++++ Dataset ++++

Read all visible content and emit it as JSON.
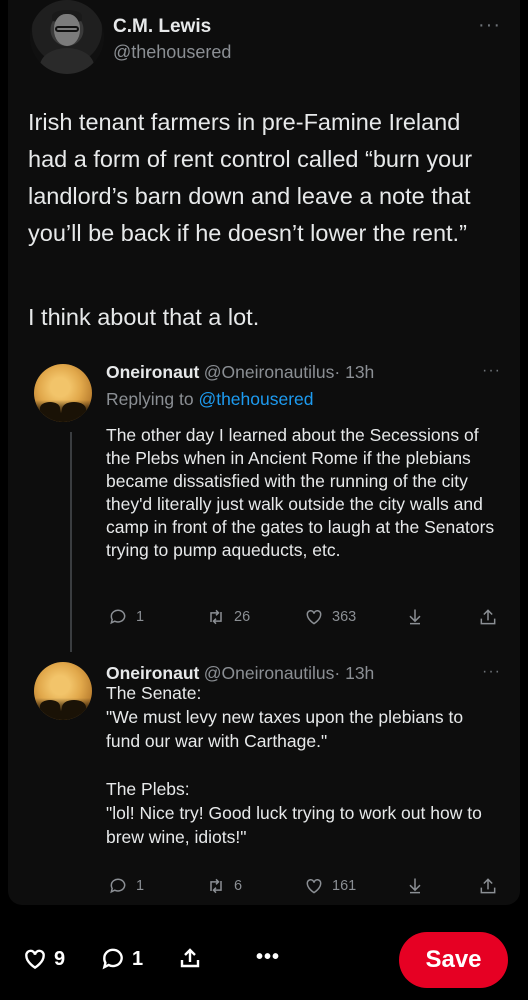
{
  "tweet": {
    "author_name": "C.M. Lewis",
    "author_handle": "@thehousered",
    "text_p1": "Irish tenant farmers in pre-Famine Ireland had a form of rent control called “burn your landlord’s barn down and leave a note that you’ll be back if he doesn’t lower the rent.”",
    "text_p2": "I think about that a lot."
  },
  "reply1": {
    "name": "Oneironaut",
    "handle": "@Oneironautilus",
    "time": "· 13h",
    "replying_prefix": "Replying to",
    "replying_handle": "@thehousered",
    "text": "The other day I learned about the Secessions of the Plebs when in Ancient Rome if the plebians became dissatisfied with the running of the city they'd literally just walk outside the city walls and camp in front of the gates to laugh at the Senators trying to pump aqueducts, etc.",
    "replies": "1",
    "retweets": "26",
    "likes": "363"
  },
  "reply2": {
    "name": "Oneironaut",
    "handle": "@Oneironautilus",
    "time": "· 13h",
    "text": "The Senate:\n\"We must levy new taxes upon the plebians to fund our war with Carthage.\"\n\nThe Plebs:\n\"lol! Nice try! Good luck trying to work out how to brew wine, idiots!\"",
    "replies": "1",
    "retweets": "6",
    "likes": "161"
  },
  "bottom_bar": {
    "likes": "9",
    "comments": "1",
    "more": "•••",
    "save": "Save"
  },
  "colors": {
    "background": "#000000",
    "card": "#0d0d0d",
    "link": "#1d9bf0",
    "save": "#e60023",
    "muted": "#8b8f94"
  }
}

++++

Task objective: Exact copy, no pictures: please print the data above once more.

Written solution:
Read all visible content and emit it as JSON.
{
  "tweet": {
    "author_name": "C.M. Lewis",
    "author_handle": "@thehousered",
    "text_p1": "Irish tenant farmers in pre-Famine Ireland had a form of rent control called “burn your landlord’s barn down and leave a note that you’ll be back if he doesn’t lower the rent.”",
    "text_p2": "I think about that a lot."
  },
  "reply1": {
    "name": "Oneironaut",
    "handle": "@Oneironautilus",
    "time": "· 13h",
    "replying_prefix": "Replying to",
    "replying_handle": "@thehousered",
    "text": "The other day I learned about the Secessions of the Plebs when in Ancient Rome if the plebians became dissatisfied with the running of the city they'd literally just walk outside the city walls and camp in front of the gates to laugh at the Senators trying to pump aqueducts, etc.",
    "replies": "1",
    "retweets": "26",
    "likes": "363"
  },
  "reply2": {
    "name": "Oneironaut",
    "handle": "@Oneironautilus",
    "time": "· 13h",
    "text": "The Senate:\n\"We must levy new taxes upon the plebians to fund our war with Carthage.\"\n\nThe Plebs:\n\"lol! Nice try! Good luck trying to work out how to brew wine, idiots!\"",
    "replies": "1",
    "retweets": "6",
    "likes": "161"
  },
  "bottom_bar": {
    "likes": "9",
    "comments": "1",
    "more": "•••",
    "save": "Save"
  },
  "colors": {
    "background": "#000000",
    "card": "#0d0d0d",
    "link": "#1d9bf0",
    "save": "#e60023",
    "muted": "#8b8f94"
  }
}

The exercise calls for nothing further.